Thus with the anti depressant medication. I needed it to cure the need. It became a chemical dependency u til I could mindfully navigate what was happening in my brain to cure the need. I send my hippocampus love and impassion. I energise my amygdala and balance out the left and right sides. I do this energetically to work on the parts of my brain that didn’t develop well due to childhood trauma and neglect. It seems to be working!
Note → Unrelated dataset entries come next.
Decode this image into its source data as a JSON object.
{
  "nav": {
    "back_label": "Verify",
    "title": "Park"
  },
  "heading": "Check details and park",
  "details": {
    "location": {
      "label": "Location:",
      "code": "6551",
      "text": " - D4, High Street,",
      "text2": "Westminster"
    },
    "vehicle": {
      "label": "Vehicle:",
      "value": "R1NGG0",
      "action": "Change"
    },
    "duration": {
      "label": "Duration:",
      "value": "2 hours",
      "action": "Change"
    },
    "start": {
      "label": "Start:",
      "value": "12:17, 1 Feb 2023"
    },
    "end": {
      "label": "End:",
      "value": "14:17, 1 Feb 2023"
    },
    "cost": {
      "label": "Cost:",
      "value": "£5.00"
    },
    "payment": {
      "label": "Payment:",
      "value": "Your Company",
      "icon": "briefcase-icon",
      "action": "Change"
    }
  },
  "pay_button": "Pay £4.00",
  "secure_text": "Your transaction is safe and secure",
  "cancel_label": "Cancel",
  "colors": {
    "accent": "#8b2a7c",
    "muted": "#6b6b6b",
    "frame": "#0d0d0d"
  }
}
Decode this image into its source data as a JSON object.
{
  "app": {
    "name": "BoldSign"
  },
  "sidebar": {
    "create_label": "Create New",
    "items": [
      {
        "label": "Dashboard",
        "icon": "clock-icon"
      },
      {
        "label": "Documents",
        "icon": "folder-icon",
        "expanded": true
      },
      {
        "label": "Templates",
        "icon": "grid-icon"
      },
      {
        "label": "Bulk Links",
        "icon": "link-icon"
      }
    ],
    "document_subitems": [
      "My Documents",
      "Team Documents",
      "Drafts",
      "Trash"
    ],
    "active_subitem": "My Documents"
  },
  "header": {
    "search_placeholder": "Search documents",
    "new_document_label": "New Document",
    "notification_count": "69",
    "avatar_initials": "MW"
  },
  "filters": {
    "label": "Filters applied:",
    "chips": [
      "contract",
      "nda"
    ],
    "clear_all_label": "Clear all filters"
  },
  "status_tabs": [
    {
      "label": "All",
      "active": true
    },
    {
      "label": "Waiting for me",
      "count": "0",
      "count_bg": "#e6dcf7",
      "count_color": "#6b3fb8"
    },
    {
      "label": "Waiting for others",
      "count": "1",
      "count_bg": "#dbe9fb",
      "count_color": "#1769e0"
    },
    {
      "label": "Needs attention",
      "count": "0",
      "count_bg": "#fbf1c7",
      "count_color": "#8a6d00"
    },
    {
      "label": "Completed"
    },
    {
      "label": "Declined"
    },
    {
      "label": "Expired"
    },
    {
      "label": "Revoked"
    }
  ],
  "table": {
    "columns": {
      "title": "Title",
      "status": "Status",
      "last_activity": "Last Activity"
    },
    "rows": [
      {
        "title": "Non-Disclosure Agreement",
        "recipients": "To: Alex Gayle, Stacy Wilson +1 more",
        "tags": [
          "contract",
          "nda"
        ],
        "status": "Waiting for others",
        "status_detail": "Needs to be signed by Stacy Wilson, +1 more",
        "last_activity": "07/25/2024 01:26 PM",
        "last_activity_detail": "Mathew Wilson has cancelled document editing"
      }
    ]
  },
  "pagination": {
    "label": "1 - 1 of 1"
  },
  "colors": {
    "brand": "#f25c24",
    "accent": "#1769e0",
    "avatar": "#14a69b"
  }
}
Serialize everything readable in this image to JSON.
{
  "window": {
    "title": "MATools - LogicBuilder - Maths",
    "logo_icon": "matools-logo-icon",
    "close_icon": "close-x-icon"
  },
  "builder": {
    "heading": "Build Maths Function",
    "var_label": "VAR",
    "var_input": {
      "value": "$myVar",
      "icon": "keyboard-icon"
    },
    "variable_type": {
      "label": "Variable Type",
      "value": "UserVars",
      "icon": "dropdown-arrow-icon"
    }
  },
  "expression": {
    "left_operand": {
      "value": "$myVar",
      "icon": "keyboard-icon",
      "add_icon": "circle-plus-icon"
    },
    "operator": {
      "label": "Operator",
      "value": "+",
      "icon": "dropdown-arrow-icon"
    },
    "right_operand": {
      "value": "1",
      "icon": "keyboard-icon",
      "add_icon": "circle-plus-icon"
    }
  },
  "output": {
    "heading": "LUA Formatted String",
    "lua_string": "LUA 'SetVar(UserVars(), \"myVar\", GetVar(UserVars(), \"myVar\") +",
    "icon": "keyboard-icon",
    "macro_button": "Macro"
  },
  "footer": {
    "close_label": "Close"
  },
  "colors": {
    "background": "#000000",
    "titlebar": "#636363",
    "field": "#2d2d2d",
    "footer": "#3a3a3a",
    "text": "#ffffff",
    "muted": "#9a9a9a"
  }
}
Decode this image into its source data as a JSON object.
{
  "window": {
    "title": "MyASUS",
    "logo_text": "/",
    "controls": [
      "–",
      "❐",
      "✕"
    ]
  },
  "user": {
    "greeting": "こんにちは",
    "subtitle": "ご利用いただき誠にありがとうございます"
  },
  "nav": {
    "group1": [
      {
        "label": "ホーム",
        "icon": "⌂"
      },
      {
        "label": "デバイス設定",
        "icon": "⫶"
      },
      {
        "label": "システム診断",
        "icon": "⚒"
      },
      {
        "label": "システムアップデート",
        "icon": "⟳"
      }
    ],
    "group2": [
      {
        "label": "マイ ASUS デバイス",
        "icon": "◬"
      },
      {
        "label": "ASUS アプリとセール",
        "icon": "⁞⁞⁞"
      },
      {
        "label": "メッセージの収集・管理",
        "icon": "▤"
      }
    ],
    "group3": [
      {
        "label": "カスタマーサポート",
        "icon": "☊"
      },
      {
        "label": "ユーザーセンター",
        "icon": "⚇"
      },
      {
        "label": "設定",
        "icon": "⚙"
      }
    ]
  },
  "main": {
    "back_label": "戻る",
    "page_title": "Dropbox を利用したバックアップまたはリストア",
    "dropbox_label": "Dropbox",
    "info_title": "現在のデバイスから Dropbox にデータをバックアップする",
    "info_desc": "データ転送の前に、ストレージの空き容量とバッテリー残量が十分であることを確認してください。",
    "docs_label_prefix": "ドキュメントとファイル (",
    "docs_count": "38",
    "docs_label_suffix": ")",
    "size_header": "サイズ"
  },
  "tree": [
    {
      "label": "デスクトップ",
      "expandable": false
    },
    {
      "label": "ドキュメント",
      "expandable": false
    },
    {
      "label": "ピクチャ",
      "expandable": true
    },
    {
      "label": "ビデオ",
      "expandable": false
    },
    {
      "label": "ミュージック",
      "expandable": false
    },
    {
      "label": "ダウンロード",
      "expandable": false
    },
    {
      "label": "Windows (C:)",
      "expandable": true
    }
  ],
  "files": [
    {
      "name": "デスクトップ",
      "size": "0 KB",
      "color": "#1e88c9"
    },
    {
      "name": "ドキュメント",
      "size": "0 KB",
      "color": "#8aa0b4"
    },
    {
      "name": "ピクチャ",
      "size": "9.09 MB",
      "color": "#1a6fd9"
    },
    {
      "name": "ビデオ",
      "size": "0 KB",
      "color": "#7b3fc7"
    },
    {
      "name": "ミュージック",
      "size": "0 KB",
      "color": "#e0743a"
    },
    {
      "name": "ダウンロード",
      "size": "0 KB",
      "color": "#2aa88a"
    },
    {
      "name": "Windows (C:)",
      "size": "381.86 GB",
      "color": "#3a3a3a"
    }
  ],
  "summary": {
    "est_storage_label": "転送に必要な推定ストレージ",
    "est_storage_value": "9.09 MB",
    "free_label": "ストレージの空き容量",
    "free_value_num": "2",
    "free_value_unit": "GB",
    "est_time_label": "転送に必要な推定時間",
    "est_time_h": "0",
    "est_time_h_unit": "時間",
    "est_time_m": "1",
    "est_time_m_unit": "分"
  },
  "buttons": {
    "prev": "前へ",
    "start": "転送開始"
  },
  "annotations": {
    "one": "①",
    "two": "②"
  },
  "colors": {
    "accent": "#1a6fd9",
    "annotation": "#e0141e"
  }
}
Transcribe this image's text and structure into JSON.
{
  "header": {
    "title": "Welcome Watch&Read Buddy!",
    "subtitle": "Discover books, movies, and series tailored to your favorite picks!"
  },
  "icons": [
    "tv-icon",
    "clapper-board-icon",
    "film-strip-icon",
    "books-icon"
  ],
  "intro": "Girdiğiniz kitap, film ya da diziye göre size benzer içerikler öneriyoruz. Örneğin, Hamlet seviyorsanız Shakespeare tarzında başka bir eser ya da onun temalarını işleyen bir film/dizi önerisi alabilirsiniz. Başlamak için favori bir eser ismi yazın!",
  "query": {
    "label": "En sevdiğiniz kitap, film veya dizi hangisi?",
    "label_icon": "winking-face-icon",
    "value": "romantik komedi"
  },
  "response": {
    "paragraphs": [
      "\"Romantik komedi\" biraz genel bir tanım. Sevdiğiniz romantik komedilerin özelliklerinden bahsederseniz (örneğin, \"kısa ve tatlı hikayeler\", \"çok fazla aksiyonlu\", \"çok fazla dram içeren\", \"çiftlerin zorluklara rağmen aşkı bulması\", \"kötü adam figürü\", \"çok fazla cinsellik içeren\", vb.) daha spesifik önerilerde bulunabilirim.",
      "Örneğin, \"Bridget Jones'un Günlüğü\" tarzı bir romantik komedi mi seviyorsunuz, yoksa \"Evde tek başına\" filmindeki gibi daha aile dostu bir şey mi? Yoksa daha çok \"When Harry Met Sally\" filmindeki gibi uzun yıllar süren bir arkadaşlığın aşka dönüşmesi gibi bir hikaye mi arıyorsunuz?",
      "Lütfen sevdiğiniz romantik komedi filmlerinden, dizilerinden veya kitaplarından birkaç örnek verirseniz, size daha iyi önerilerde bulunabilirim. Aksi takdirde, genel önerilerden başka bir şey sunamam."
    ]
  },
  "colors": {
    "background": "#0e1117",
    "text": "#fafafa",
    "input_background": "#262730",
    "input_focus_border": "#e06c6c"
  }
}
Whilst I am still at the beginning of the exploration of how yoga can increase neuroplasticity, neuron firing, and recruit parts of the brain to function more efficiently, and better; I am able to state clearly that yoga will help you to become more mindful, to sleep, feel increased joy, and to have a healthier brain function. Most importantly regular yoga practise is one of the easiest and most effective ways of working with insomnia. The key is to gently move the nervous system away from the stress response over time, towards the parasympathetic response, and to a balanced possibility between stress and relaxation. Mindfulness and yoga together can also help heal depression, ME, chronic fatigue, anxiety, and a host of other mental disturbances. I have been working with yoga practise and mindfulness intensively in a therapeutic way for over 2 years and I have been able to largely heal my insomnia (40 years in) anxiety and depression. This is in the main due to yoga practise, and Buddhist meditation. I am now training with the Minded Institute in London to further this research and work.
Is never what you think or expect it to be. By its very nature it cannot be contained, only allowed. Within our yoga practise we can create space by surrendering to the moment deeply, allowing difficult feelings to arise, and penetrating beyond them. In the same way the mind can create space. But if we have expectations about how it “should” be, then we lose the freedom and possibility of allowing the non conditioned mind to arise.